micro:bit Resources Page
13 Top BBC micro:bit Projects
The Watch Activity
Also In The August 2017 Issue
A substitution cipher is an easy way to begin learning about how to use and make secret codes.
What are the odds two people in your classroom share a birthday? Much higher than you think!
Scratch is a fun block-based programming language that's easy to learn once you understand the basics.
The micro:bit is a not too expensive board that lets you easily build projects to learn about computing.
Meet Thomas, a turtle who can help you draw stars with Python (not the snake!).
The humble sewing machine can be a great first step to fun maker projects. Here's how to get started!
There's lots you can do make your online experiences enjoyable AND safe.
Minecraft is a fun game to play and a way to learn about games and programming. But first you have to learn the basics.
Have you ever put books in alphabetical order? What do you think the best method of alphabetizing would be?

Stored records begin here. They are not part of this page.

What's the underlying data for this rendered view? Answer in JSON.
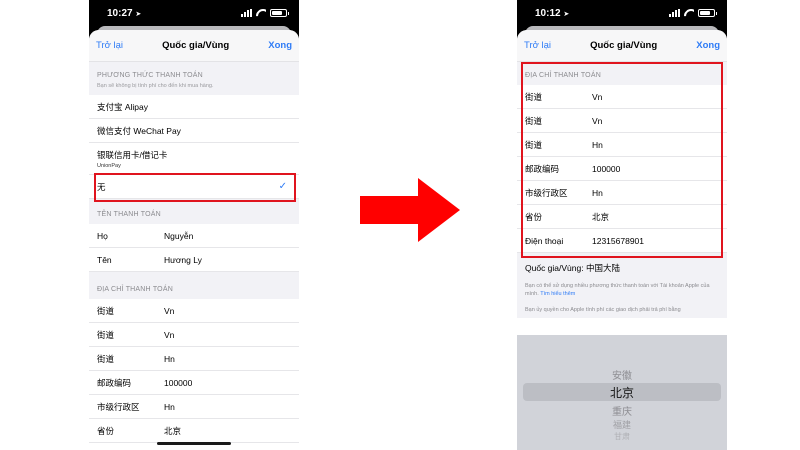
{
  "left_phone": {
    "status": {
      "time": "10:27",
      "location_icon": "location-arrow-icon"
    },
    "nav": {
      "back": "Trở lại",
      "title": "Quốc gia/Vùng",
      "done": "Xong"
    },
    "payment_section": {
      "header": "PHƯƠNG THỨC THANH TOÁN",
      "subtext": "Bạn sẽ không bị tính phí cho đến khi mua hàng.",
      "options": [
        {
          "label": "支付宝 Alipay"
        },
        {
          "label": "微信支付 WeChat Pay"
        },
        {
          "label": "银联信用卡/借记卡",
          "sub": "UnionPay"
        },
        {
          "label": "无",
          "selected": true
        }
      ]
    },
    "name_section": {
      "header": "TÊN THANH TOÁN",
      "rows": [
        {
          "key": "Họ",
          "value": "Nguyễn"
        },
        {
          "key": "Tên",
          "value": "Hương Ly"
        }
      ]
    },
    "address_section": {
      "header": "ĐỊA CHỈ THANH TOÁN",
      "rows": [
        {
          "key": "街道",
          "value": "Vn"
        },
        {
          "key": "街道",
          "value": "Vn"
        },
        {
          "key": "街道",
          "value": "Hn"
        },
        {
          "key": "邮政编码",
          "value": "100000"
        },
        {
          "key": "市级行政区",
          "value": "Hn"
        },
        {
          "key": "省份",
          "value": "北京"
        }
      ]
    }
  },
  "right_phone": {
    "status": {
      "time": "10:12",
      "location_icon": "location-arrow-icon"
    },
    "nav": {
      "back": "Trở lại",
      "title": "Quốc gia/Vùng",
      "done": "Xong"
    },
    "address_section": {
      "header": "ĐỊA CHỈ THANH TOÁN",
      "rows": [
        {
          "key": "街道",
          "value": "Vn"
        },
        {
          "key": "街道",
          "value": "Vn"
        },
        {
          "key": "街道",
          "value": "Hn"
        },
        {
          "key": "邮政编码",
          "value": "100000"
        },
        {
          "key": "市级行政区",
          "value": "Hn"
        },
        {
          "key": "省份",
          "value": "北京"
        },
        {
          "key": "Điện thoại",
          "value": "12315678901"
        }
      ]
    },
    "country": "Quốc gia/Vùng: 中国大陆",
    "info1": "Bạn có thể sử dụng nhiều phương thức thanh toán với Tài khoản Apple của mình.",
    "info1_link": "Tìm hiểu thêm",
    "info2": "Bạn ủy quyền cho Apple tính phí các giao dịch phải trả phí bằng",
    "picker": {
      "items": [
        "安徽",
        "北京",
        "重庆",
        "福建",
        "甘肃"
      ],
      "selected": "北京"
    }
  },
  "colors": {
    "accent": "#2f7cf6",
    "highlight": "#e0141e",
    "arrow": "#ff0000"
  }
}
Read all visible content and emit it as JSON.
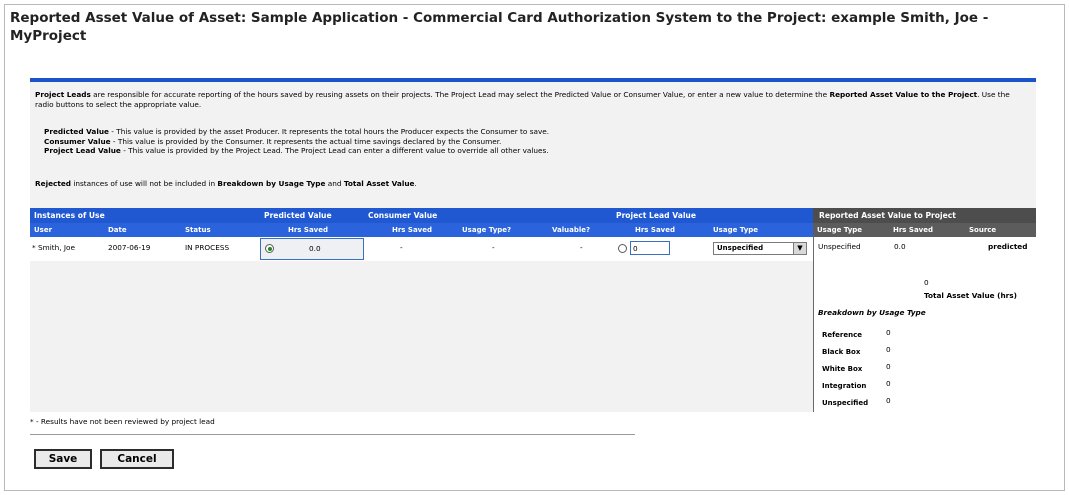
{
  "title": "Reported Asset Value of Asset: Sample Application - Commercial Card Authorization System to the Project: example Smith, Joe - MyProject",
  "intro": {
    "lead_bold": "Project Leads",
    "text1": " are responsible for accurate reporting of the hours saved by reusing assets on their projects. The Project Lead may select the Predicted Value or Consumer Value, or enter a new value to determine the ",
    "rav_bold": "Reported Asset Value to the Project",
    "text2": ". Use the radio buttons to select the appropriate value."
  },
  "definitions": [
    {
      "term": "Predicted Value",
      "text": " - This value is provided by the asset Producer. It represents the total hours the Producer expects the Consumer to save."
    },
    {
      "term": "Consumer Value",
      "text": " - This value is provided by the Consumer. It represents the actual time savings declared by the Consumer."
    },
    {
      "term": "Project Lead Value",
      "text": " - This value is provided by the Project Lead. The Project Lead can enter a different value to override all other values."
    }
  ],
  "rejected": {
    "term": "Rejected",
    "text1": " instances of use will not be included in ",
    "b1": "Breakdown by Usage Type",
    "text2": " and ",
    "b2": "Total Asset Value",
    "text3": "."
  },
  "table": {
    "group_headers": {
      "instances": "Instances of Use",
      "predicted": "Predicted Value",
      "consumer": "Consumer Value",
      "project_lead": "Project Lead Value",
      "reported": "Reported Asset Value to Project"
    },
    "columns": {
      "user": "User",
      "date": "Date",
      "status": "Status",
      "pv_hrs": "Hrs Saved",
      "cv_hrs": "Hrs Saved",
      "cv_usage": "Usage Type?",
      "cv_valuable": "Valuable?",
      "pl_hrs": "Hrs Saved",
      "pl_usage": "Usage Type",
      "r_usage": "Usage Type",
      "r_hrs": "Hrs Saved",
      "r_source": "Source"
    },
    "row": {
      "user": "* Smith, Joe",
      "date": "2007-06-19",
      "status": "IN PROCESS",
      "pv_hrs": "0.0",
      "cv_hrs": "-",
      "cv_usage": "-",
      "cv_valuable": "-",
      "pl_hrs": "0",
      "pl_usage": "Unspecified",
      "r_usage": "Unspecified",
      "r_hrs": "0.0",
      "r_source": "predicted"
    }
  },
  "summary": {
    "total_value": "0",
    "total_label": "Total Asset Value (hrs)",
    "breakdown_title": "Breakdown by Usage Type",
    "breakdown": [
      {
        "label": "Reference",
        "value": "0"
      },
      {
        "label": "Black Box",
        "value": "0"
      },
      {
        "label": "White Box",
        "value": "0"
      },
      {
        "label": "Integration",
        "value": "0"
      },
      {
        "label": "Unspecified",
        "value": "0"
      }
    ]
  },
  "footnote": "* - Results have not been reviewed by project lead",
  "buttons": {
    "save": "Save",
    "cancel": "Cancel"
  },
  "colors": {
    "header_blue": "#2058d2",
    "header_gray": "#4d4d4d",
    "accent_bar": "#1a54c9"
  }
}
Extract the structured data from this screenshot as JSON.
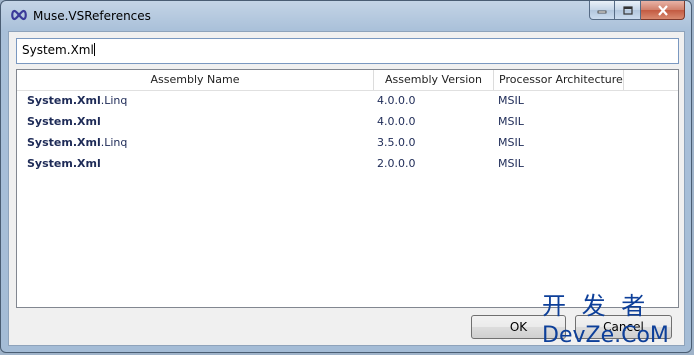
{
  "window": {
    "title": "Muse.VSReferences",
    "icon": "infinity-icon"
  },
  "caption_buttons": {
    "minimize": "minimize-icon",
    "maximize": "maximize-icon",
    "close": "close-icon"
  },
  "search": {
    "value": "System.Xml"
  },
  "list": {
    "columns": [
      "Assembly Name",
      "Assembly Version",
      "Processor Architecture"
    ],
    "rows": [
      {
        "name_match": "System.Xml",
        "name_rest": ".Linq",
        "version": "4.0.0.0",
        "arch": "MSIL"
      },
      {
        "name_match": "System.Xml",
        "name_rest": "",
        "version": "4.0.0.0",
        "arch": "MSIL"
      },
      {
        "name_match": "System.Xml",
        "name_rest": ".Linq",
        "version": "3.5.0.0",
        "arch": "MSIL"
      },
      {
        "name_match": "System.Xml",
        "name_rest": "",
        "version": "2.0.0.0",
        "arch": "MSIL"
      }
    ]
  },
  "buttons": {
    "ok": "OK",
    "cancel": "Cancel"
  },
  "watermark": {
    "line1": "开 发 者",
    "line2": "DevZe.CoM"
  }
}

With an EV3 robotics set, you can build all kinds of robots!
Some ideas how to engage young women in computing and STEAM based on recent research.
These three dimensional objects are 3D printed and cast images when light shines through them.
How do computers predict what text you want to write next? Here's how to create predictive stories.
This tutorial shows how to create a chat bot that plays hangman.
In this installment, learn about how programming languages are designed.
Links from the bottom of all the August 2017 articles, collected in one place for you to print, share, or bookmark.
Interesting stories about computer science, software programming, and technology for February 2017.